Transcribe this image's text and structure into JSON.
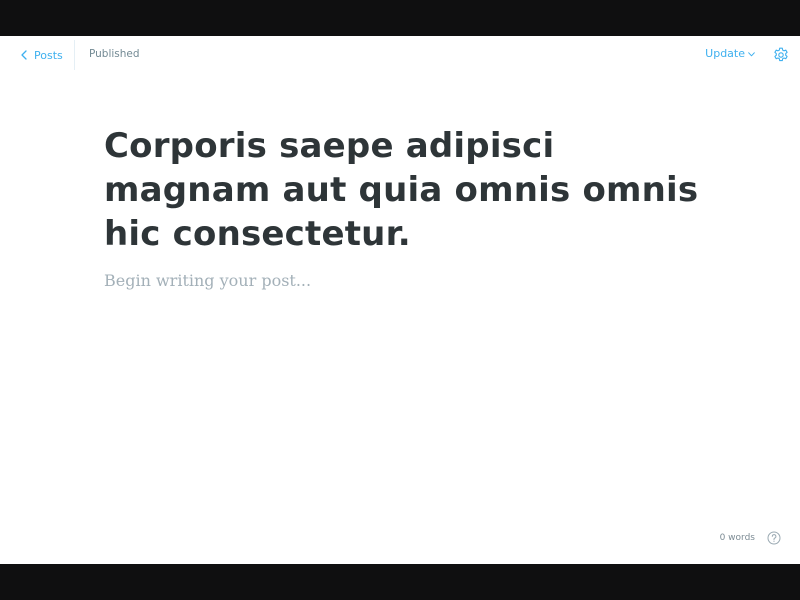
{
  "header": {
    "back_label": "Posts",
    "back_icon": "chevron-left-icon",
    "status": "Published",
    "update_label": "Update",
    "update_icon": "chevron-down-icon",
    "settings_icon": "gear-icon"
  },
  "post": {
    "title": "Corporis saepe adipisci magnam aut quia omnis omnis hic consectetur.",
    "body_placeholder": "Begin writing your post..."
  },
  "footer": {
    "word_count": "0 words",
    "help_icon": "help-circle-icon"
  },
  "colors": {
    "accent": "#3eb0ef",
    "title": "#2e3538",
    "muted": "#738a94",
    "placeholder": "#a3b0b8"
  }
}
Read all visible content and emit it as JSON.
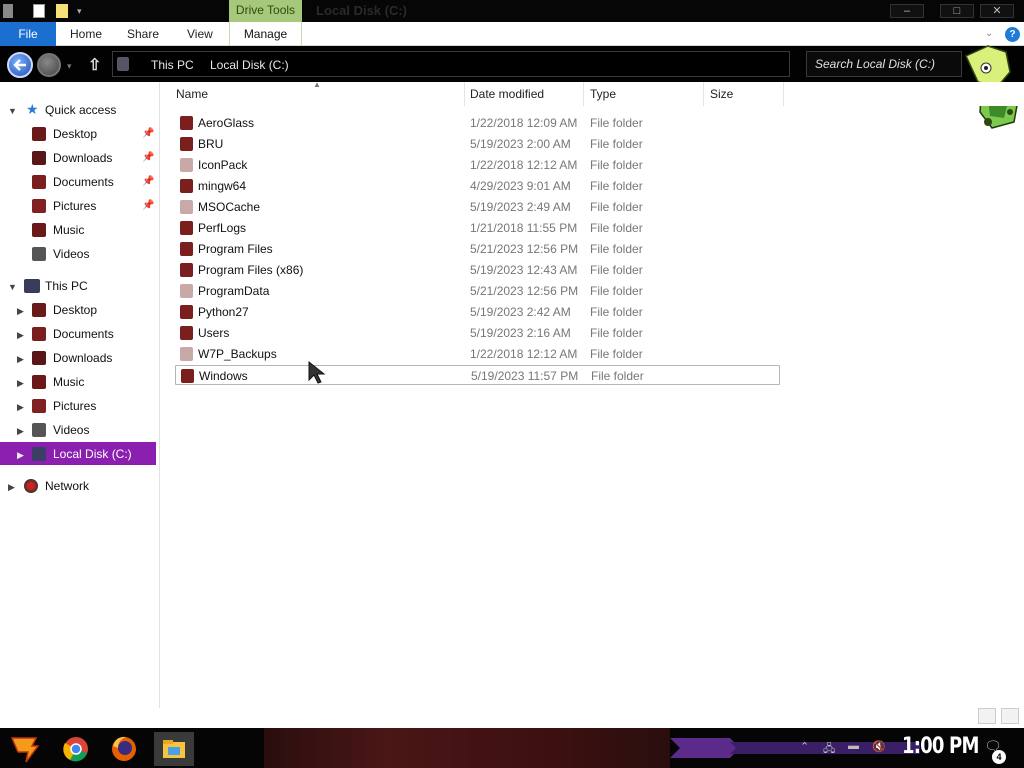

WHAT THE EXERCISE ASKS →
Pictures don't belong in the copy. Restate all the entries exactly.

SOLVED PROBLEM →
Transcribe this image's text and structure into JSON.
{
  "header": {
    "back_label": "Posts",
    "back_icon": "chevron-left-icon",
    "status": "Published",
    "update_label": "Update",
    "update_icon": "chevron-down-icon",
    "settings_icon": "gear-icon"
  },
  "post": {
    "title": "Corporis saepe adipisci magnam aut quia omnis omnis hic consectetur.",
    "body_placeholder": "Begin writing your post..."
  },
  "footer": {
    "word_count": "0 words",
    "help_icon": "help-circle-icon"
  },
  "colors": {
    "accent": "#3eb0ef",
    "title": "#2e3538",
    "muted": "#738a94",
    "placeholder": "#a3b0b8"
  }
}
Read all visible content and emit it as JSON.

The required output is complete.